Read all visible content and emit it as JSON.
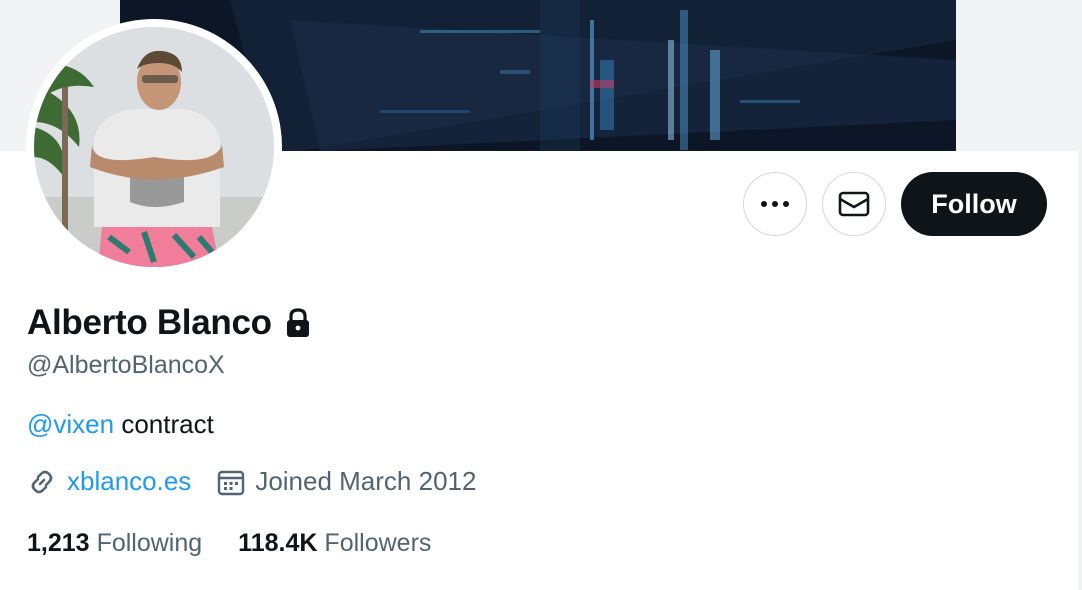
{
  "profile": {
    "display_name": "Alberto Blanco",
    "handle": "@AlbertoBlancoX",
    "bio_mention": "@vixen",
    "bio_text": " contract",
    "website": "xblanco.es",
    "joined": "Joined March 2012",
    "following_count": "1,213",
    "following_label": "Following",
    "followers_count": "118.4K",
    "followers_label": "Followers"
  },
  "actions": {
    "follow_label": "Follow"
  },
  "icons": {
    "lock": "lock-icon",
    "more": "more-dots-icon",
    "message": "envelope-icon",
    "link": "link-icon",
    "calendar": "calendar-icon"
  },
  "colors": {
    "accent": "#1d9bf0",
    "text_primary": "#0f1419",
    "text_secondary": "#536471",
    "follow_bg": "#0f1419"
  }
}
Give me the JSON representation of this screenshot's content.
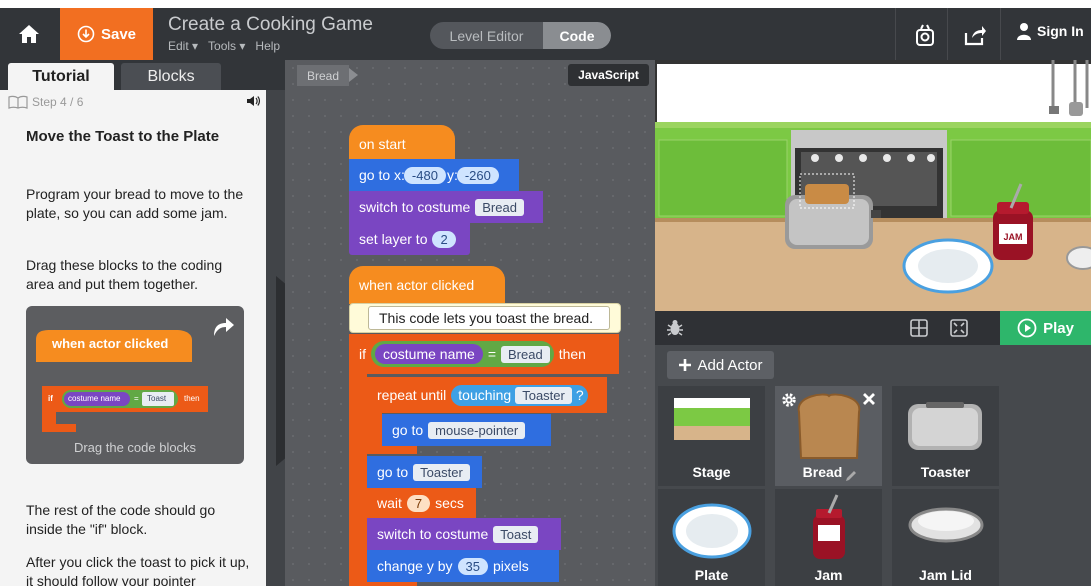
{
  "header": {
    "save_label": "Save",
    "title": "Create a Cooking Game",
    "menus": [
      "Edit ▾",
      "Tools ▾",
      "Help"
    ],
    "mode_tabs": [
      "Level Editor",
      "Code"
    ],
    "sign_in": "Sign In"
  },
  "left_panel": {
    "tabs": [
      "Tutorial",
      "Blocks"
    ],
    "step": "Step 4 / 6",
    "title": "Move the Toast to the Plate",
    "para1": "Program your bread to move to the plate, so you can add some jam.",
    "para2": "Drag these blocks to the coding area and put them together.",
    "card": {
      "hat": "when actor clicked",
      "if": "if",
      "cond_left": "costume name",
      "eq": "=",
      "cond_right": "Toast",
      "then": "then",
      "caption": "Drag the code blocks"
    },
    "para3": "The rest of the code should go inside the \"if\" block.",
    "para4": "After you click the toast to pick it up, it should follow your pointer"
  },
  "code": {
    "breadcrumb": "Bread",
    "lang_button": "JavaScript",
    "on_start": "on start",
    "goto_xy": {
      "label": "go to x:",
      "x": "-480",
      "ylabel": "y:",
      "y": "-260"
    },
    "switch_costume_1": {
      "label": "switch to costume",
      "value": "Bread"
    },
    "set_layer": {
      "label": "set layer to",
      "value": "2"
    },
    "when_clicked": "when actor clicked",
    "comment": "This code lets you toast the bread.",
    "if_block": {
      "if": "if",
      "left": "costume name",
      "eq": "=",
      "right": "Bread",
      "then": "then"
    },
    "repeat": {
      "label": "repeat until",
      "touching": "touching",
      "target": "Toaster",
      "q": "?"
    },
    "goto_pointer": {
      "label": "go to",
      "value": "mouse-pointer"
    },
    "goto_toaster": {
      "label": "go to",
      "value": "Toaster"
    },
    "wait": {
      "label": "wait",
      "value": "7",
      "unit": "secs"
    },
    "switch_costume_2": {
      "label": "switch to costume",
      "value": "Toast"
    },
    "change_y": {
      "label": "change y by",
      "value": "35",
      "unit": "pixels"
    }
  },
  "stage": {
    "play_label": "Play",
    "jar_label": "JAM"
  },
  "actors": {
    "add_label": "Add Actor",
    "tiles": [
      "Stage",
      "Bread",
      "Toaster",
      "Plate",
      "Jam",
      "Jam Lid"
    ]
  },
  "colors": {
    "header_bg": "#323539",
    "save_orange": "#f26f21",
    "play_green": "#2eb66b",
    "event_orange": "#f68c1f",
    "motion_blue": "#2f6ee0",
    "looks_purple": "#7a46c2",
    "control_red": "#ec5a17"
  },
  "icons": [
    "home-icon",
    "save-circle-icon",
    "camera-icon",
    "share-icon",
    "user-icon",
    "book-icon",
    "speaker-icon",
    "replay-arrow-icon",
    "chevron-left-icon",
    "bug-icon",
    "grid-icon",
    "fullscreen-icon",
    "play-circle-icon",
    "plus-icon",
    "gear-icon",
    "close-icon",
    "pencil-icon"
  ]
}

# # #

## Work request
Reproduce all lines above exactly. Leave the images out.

## Written solution
Read all visible content and emit it as JSON.
{
  "profile": {
    "display_name": "Alberto Blanco",
    "handle": "@AlbertoBlancoX",
    "bio_mention": "@vixen",
    "bio_text": " contract",
    "website": "xblanco.es",
    "joined": "Joined March 2012",
    "following_count": "1,213",
    "following_label": "Following",
    "followers_count": "118.4K",
    "followers_label": "Followers"
  },
  "actions": {
    "follow_label": "Follow"
  },
  "icons": {
    "lock": "lock-icon",
    "more": "more-dots-icon",
    "message": "envelope-icon",
    "link": "link-icon",
    "calendar": "calendar-icon"
  },
  "colors": {
    "accent": "#1d9bf0",
    "text_primary": "#0f1419",
    "text_secondary": "#536471",
    "follow_bg": "#0f1419"
  }
}
Give me the JSON representation of this screenshot's content.
{
  "header": {
    "save_label": "Save",
    "title": "Create a Cooking Game",
    "menus": [
      "Edit ▾",
      "Tools ▾",
      "Help"
    ],
    "mode_tabs": [
      "Level Editor",
      "Code"
    ],
    "sign_in": "Sign In"
  },
  "left_panel": {
    "tabs": [
      "Tutorial",
      "Blocks"
    ],
    "step": "Step 4 / 6",
    "title": "Move the Toast to the Plate",
    "para1": "Program your bread to move to the plate, so you can add some jam.",
    "para2": "Drag these blocks to the coding area and put them together.",
    "card": {
      "hat": "when actor clicked",
      "if": "if",
      "cond_left": "costume name",
      "eq": "=",
      "cond_right": "Toast",
      "then": "then",
      "caption": "Drag the code blocks"
    },
    "para3": "The rest of the code should go inside the \"if\" block.",
    "para4": "After you click the toast to pick it up, it should follow your pointer"
  },
  "code": {
    "breadcrumb": "Bread",
    "lang_button": "JavaScript",
    "on_start": "on start",
    "goto_xy": {
      "label": "go to x:",
      "x": "-480",
      "ylabel": "y:",
      "y": "-260"
    },
    "switch_costume_1": {
      "label": "switch to costume",
      "value": "Bread"
    },
    "set_layer": {
      "label": "set layer to",
      "value": "2"
    },
    "when_clicked": "when actor clicked",
    "comment": "This code lets you toast the bread.",
    "if_block": {
      "if": "if",
      "left": "costume name",
      "eq": "=",
      "right": "Bread",
      "then": "then"
    },
    "repeat": {
      "label": "repeat until",
      "touching": "touching",
      "target": "Toaster",
      "q": "?"
    },
    "goto_pointer": {
      "label": "go to",
      "value": "mouse-pointer"
    },
    "goto_toaster": {
      "label": "go to",
      "value": "Toaster"
    },
    "wait": {
      "label": "wait",
      "value": "7",
      "unit": "secs"
    },
    "switch_costume_2": {
      "label": "switch to costume",
      "value": "Toast"
    },
    "change_y": {
      "label": "change y by",
      "value": "35",
      "unit": "pixels"
    }
  },
  "stage": {
    "play_label": "Play",
    "jar_label": "JAM"
  },
  "actors": {
    "add_label": "Add Actor",
    "tiles": [
      "Stage",
      "Bread",
      "Toaster",
      "Plate",
      "Jam",
      "Jam Lid"
    ]
  },
  "colors": {
    "header_bg": "#323539",
    "save_orange": "#f26f21",
    "play_green": "#2eb66b",
    "event_orange": "#f68c1f",
    "motion_blue": "#2f6ee0",
    "looks_purple": "#7a46c2",
    "control_red": "#ec5a17"
  },
  "icons": [
    "home-icon",
    "save-circle-icon",
    "camera-icon",
    "share-icon",
    "user-icon",
    "book-icon",
    "speaker-icon",
    "replay-arrow-icon",
    "chevron-left-icon",
    "bug-icon",
    "grid-icon",
    "fullscreen-icon",
    "play-circle-icon",
    "plus-icon",
    "gear-icon",
    "close-icon",
    "pencil-icon"
  ]
}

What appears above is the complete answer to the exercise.